• [Data for analysis]:
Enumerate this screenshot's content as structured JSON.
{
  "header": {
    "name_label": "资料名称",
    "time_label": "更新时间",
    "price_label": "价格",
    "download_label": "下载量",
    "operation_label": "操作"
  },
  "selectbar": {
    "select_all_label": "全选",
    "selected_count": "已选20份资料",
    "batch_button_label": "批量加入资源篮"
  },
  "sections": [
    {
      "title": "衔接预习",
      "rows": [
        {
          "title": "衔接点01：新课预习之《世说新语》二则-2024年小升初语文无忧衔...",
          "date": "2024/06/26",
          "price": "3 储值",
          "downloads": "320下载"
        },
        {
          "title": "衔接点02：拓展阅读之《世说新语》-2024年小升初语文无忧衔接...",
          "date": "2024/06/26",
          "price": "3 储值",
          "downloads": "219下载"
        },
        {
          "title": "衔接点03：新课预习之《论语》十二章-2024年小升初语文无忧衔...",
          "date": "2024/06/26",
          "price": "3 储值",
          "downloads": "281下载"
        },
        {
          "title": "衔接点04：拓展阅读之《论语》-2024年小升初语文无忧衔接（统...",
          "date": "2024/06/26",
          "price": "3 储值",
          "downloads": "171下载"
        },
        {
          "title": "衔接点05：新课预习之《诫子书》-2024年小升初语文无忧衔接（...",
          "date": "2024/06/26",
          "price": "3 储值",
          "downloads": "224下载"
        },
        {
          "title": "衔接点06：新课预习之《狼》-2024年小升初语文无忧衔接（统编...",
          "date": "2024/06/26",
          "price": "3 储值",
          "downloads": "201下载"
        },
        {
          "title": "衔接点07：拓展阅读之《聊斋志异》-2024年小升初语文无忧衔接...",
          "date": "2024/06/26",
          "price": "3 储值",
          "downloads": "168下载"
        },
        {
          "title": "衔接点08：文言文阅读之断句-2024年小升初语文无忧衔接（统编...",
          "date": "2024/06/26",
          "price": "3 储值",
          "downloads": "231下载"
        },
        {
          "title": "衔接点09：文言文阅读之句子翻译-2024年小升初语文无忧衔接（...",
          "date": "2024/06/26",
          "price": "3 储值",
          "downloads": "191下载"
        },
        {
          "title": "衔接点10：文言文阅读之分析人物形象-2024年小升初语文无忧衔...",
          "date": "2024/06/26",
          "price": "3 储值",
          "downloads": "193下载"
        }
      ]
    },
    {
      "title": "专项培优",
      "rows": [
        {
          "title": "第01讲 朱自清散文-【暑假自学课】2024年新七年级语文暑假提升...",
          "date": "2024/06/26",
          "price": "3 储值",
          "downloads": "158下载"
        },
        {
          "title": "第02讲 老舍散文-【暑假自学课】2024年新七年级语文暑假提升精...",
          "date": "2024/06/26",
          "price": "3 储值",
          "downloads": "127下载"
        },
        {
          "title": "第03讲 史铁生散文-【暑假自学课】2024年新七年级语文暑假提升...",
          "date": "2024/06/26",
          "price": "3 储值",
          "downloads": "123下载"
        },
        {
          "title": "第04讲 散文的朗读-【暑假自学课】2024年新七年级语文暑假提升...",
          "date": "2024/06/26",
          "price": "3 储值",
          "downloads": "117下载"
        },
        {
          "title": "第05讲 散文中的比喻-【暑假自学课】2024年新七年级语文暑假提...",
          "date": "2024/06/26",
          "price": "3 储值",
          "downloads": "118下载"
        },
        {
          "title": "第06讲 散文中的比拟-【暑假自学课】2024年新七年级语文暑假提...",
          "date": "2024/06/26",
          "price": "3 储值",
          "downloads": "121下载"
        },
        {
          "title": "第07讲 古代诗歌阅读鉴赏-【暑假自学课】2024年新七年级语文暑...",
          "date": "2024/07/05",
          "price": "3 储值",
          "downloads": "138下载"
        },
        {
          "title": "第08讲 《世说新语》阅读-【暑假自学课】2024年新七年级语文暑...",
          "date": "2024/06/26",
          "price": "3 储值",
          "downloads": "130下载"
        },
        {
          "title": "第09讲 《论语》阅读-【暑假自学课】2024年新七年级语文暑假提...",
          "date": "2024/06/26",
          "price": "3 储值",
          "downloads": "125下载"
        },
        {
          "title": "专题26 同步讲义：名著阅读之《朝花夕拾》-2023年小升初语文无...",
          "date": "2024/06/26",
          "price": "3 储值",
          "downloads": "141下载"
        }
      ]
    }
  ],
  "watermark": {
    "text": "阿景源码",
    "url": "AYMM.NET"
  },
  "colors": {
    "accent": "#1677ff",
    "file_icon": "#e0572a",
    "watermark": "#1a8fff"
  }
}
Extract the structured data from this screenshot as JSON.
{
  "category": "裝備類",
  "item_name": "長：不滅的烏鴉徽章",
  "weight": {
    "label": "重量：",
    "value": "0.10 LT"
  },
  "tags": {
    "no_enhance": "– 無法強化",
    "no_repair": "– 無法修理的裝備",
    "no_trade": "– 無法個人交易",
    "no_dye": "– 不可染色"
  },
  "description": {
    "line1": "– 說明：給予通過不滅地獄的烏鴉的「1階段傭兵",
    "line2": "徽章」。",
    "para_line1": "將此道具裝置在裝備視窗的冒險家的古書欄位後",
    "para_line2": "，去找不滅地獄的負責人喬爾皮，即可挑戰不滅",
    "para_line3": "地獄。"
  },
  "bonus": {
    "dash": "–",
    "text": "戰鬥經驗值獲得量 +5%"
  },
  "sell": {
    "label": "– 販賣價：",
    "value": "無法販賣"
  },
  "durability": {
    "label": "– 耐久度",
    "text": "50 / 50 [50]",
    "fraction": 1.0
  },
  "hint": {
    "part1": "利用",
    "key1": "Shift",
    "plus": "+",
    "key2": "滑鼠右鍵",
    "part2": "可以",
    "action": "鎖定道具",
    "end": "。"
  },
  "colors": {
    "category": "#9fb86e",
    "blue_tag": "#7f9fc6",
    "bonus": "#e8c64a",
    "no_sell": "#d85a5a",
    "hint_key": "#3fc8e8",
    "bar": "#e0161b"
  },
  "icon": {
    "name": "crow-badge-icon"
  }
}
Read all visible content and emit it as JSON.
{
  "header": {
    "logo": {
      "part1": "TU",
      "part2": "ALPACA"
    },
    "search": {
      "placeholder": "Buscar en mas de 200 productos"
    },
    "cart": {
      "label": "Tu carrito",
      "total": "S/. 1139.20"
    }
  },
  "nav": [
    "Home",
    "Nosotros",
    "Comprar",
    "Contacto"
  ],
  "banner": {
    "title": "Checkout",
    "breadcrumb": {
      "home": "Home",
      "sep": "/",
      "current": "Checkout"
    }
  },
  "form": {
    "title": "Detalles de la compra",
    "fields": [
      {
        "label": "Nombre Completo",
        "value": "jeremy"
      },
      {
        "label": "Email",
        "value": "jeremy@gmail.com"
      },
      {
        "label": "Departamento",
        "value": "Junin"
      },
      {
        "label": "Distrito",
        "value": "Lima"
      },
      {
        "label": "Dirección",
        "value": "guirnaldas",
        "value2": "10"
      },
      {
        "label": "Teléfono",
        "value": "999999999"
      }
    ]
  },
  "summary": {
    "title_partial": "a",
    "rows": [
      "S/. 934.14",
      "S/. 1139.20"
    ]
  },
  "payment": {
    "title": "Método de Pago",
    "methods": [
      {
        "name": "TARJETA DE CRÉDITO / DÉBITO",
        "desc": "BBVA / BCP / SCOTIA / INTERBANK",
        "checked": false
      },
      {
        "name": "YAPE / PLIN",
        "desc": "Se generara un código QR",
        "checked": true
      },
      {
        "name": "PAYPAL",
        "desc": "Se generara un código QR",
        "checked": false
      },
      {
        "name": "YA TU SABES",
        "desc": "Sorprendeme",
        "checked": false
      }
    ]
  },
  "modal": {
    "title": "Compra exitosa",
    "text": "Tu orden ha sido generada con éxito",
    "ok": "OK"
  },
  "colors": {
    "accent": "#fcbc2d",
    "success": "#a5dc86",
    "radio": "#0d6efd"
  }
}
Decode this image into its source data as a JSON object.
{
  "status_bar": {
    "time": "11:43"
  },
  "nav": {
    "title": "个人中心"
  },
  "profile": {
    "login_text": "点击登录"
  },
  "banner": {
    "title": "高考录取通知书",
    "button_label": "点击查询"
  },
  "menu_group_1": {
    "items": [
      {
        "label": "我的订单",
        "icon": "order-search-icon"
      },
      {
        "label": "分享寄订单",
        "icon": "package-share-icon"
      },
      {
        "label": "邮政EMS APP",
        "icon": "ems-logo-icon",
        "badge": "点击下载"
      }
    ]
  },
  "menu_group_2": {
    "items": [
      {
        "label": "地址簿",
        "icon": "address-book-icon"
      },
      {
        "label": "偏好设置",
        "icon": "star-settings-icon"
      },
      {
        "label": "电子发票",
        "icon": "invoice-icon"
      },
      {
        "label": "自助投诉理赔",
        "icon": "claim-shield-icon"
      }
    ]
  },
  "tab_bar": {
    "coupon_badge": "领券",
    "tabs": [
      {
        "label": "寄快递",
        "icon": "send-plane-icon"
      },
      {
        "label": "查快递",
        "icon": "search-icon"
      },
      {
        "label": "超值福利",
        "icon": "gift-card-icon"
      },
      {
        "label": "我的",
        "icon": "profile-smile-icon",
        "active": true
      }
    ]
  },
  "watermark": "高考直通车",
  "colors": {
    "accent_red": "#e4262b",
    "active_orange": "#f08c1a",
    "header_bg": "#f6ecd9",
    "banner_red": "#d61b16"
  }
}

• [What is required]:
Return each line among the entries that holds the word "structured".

• [Written response]:
Enumerate this screenshot's content as structured JSON.
Extract the structured data from this screenshot as JSON.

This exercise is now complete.